Eleven-year-old Ella lives in the racially divided town of Ricksville, Mississippi, not far from where the Freedom Summer Murders occurred. Too smart for her own good, she loves God, Mr. Macabe, and Nate, the tough owner of the local diner. To her perpetually irritated Ma, and Leroy, her mother’s lover, Ella is an unwanted nuisance.
But Ella pays them no mind. She has a precious secret, and she isn’t telling.

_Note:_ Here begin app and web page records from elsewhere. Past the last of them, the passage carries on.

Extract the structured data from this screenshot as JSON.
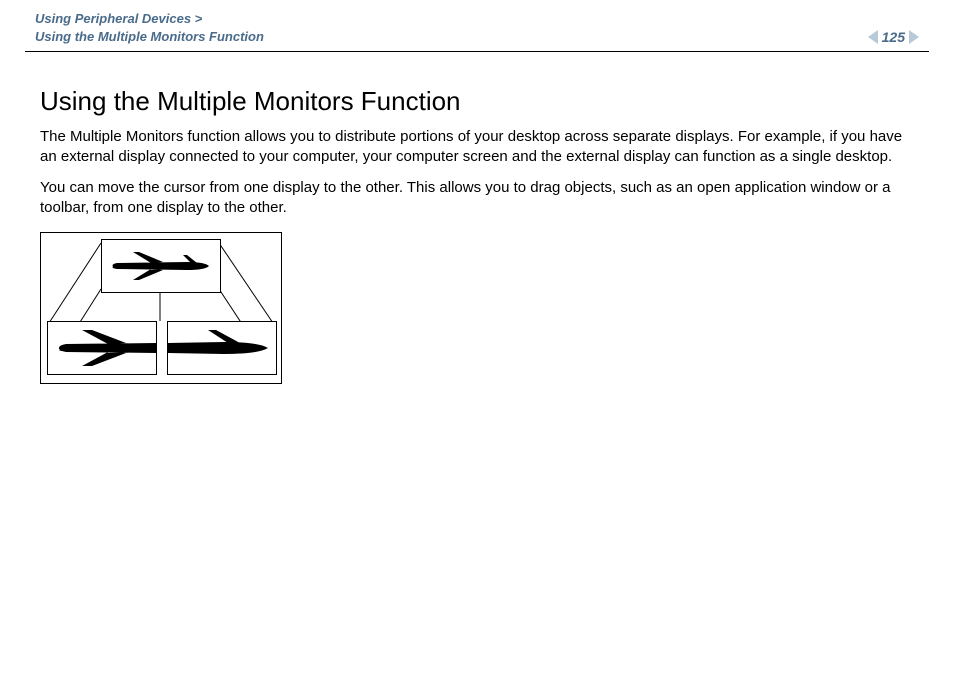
{
  "header": {
    "breadcrumb_section": "Using Peripheral Devices >",
    "breadcrumb_page": "Using the Multiple Monitors Function",
    "page_number": "125"
  },
  "content": {
    "title": "Using the Multiple Monitors Function",
    "para1": "The Multiple Monitors function allows you to distribute portions of your desktop across separate displays. For example, if you have an external display connected to your computer, your computer screen and the external display can function as a single desktop.",
    "para2": "You can move the cursor from one display to the other. This allows you to drag objects, such as an open application window or a toolbar, from one display to the other."
  },
  "figure": {
    "alt": "Diagram of one image of an airplane distributed across three separate monitor frames"
  }
}
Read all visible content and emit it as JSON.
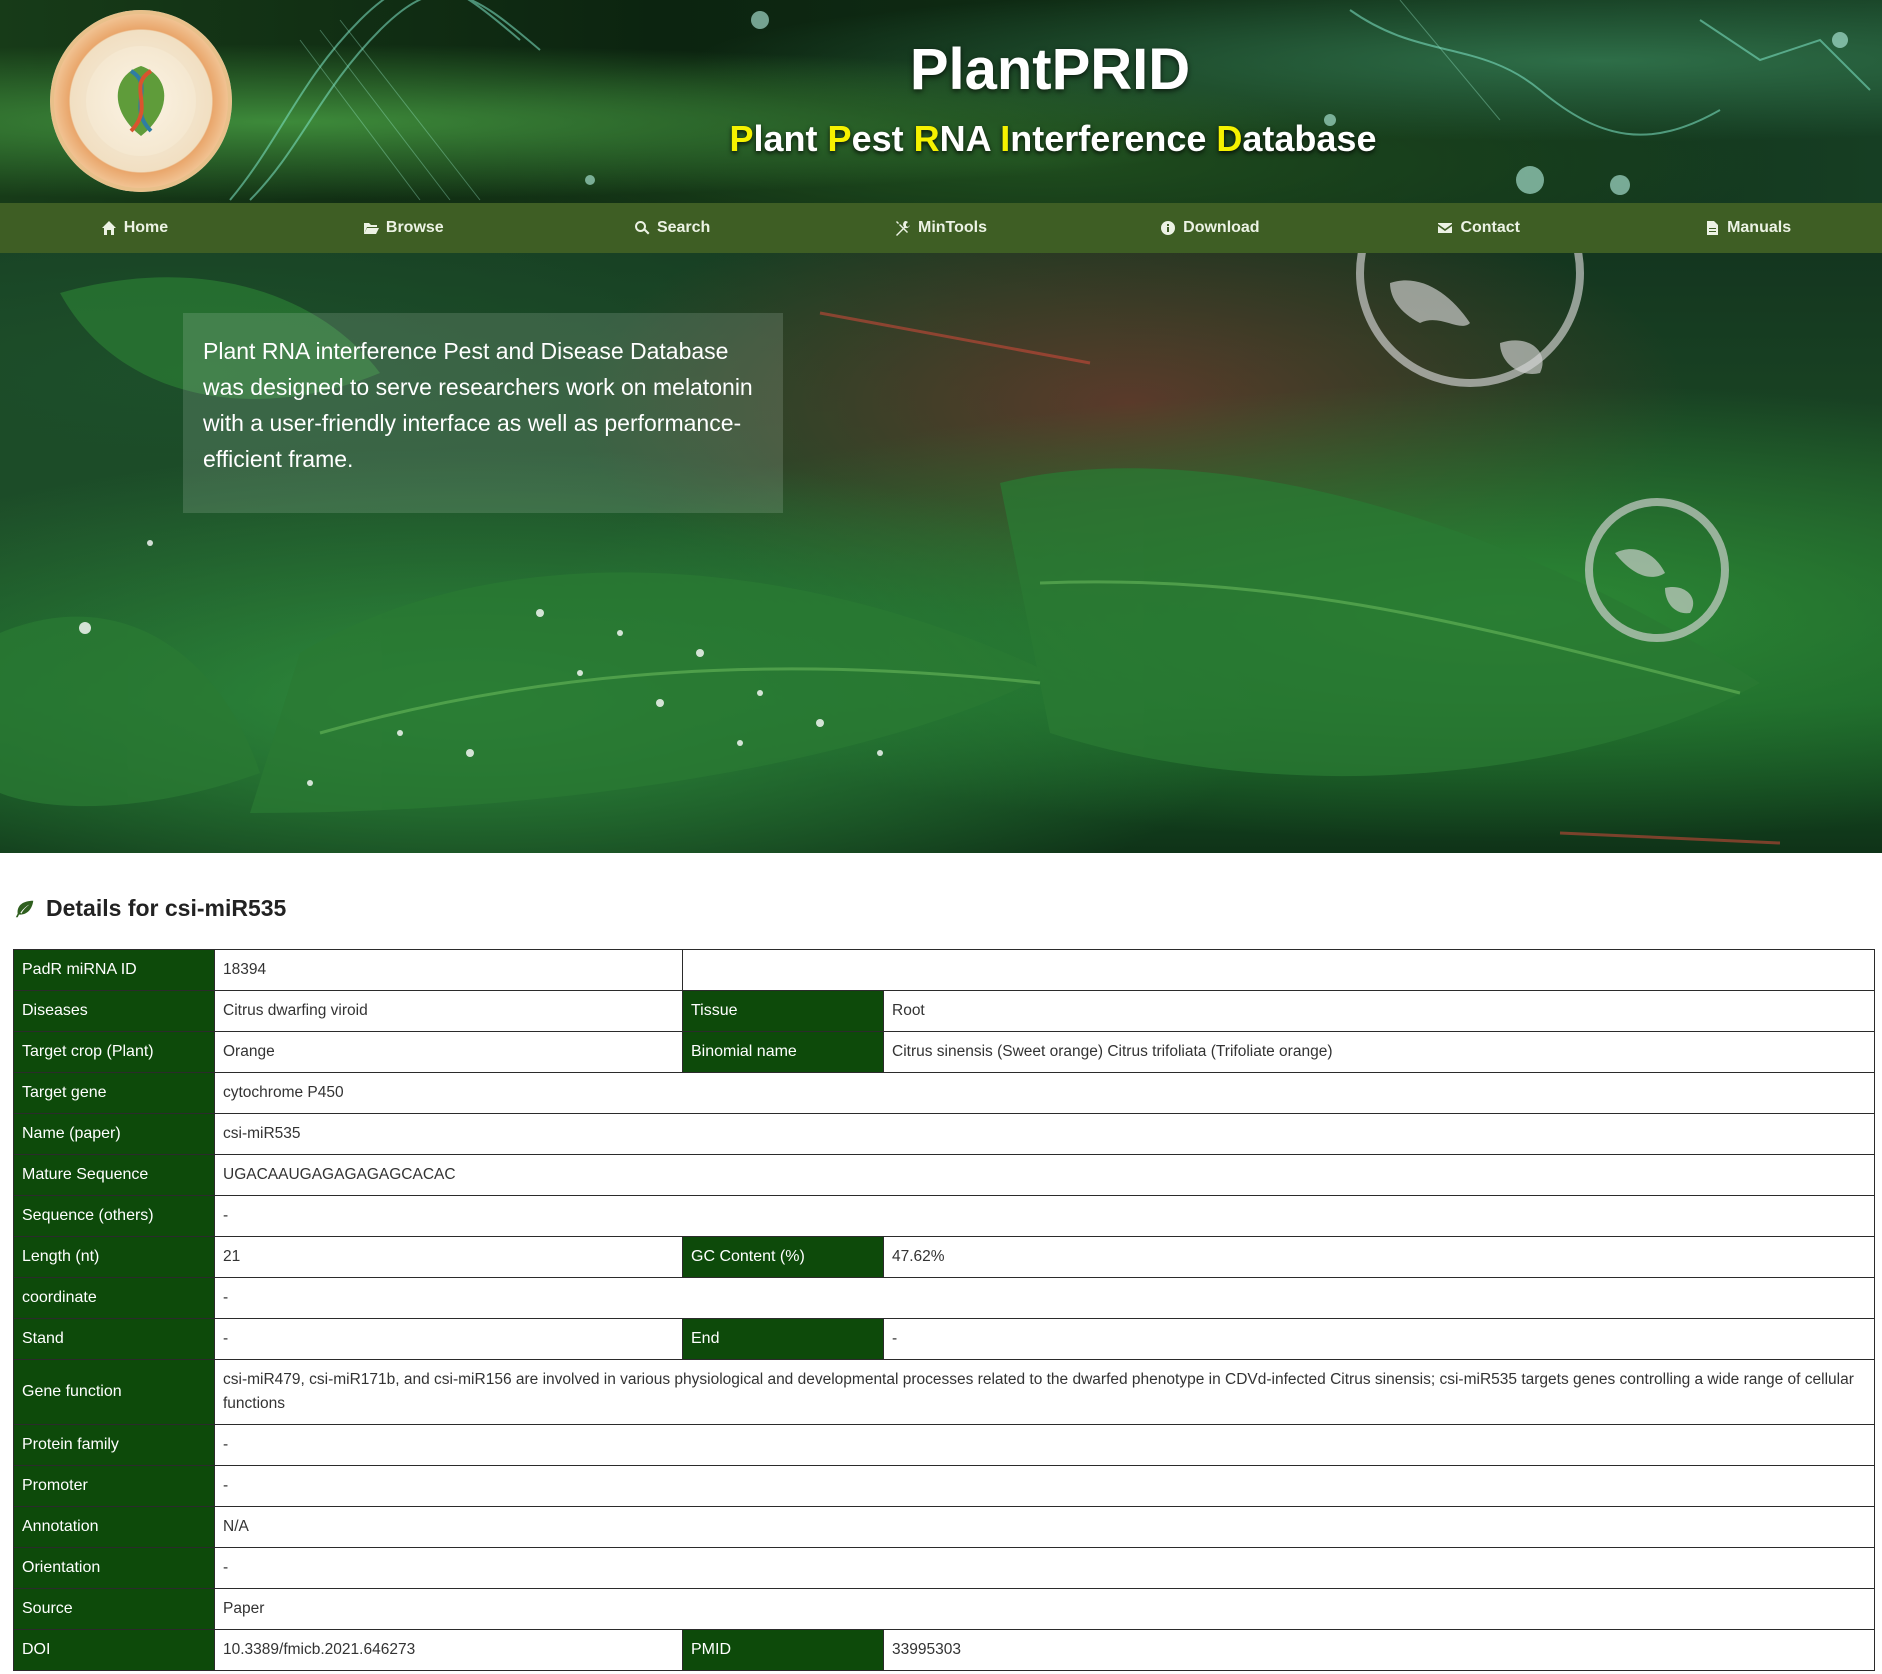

One day, a sharply dressed, well-to-do white woman appears on Ella’s street, looking for the girl. The arrival of Ms. St. James puts the Black side of town on edge. Why is this white woman making friends with a little Black girl? Who is she and what does she want? When Ms. St. James begins tutoring Ella, the bond between these two unlikely friends deepens, and soon Ella is willing to risk anything and everything to keep Ms. St. James in a community itching to see her gone.
Like Ella, Ms. St. James has secrets–knowledge she keeps in a black notebook filled with scribbled pages. Secrets that will ultimately come out with devastating consequences.
Alternately told in Ella and Ms. St. James’s captivating voices, and moving back and forth in time from the 1960s to the 1980s, Nyaneba Nkrumah’s engrossing coming-of-age story explores the search to define ourselves, free from the tangled web of truths and lies we are told–the lies that we tell ourselves, and the historical facts that are told as fiction.
This book is for Educational Purposes Only.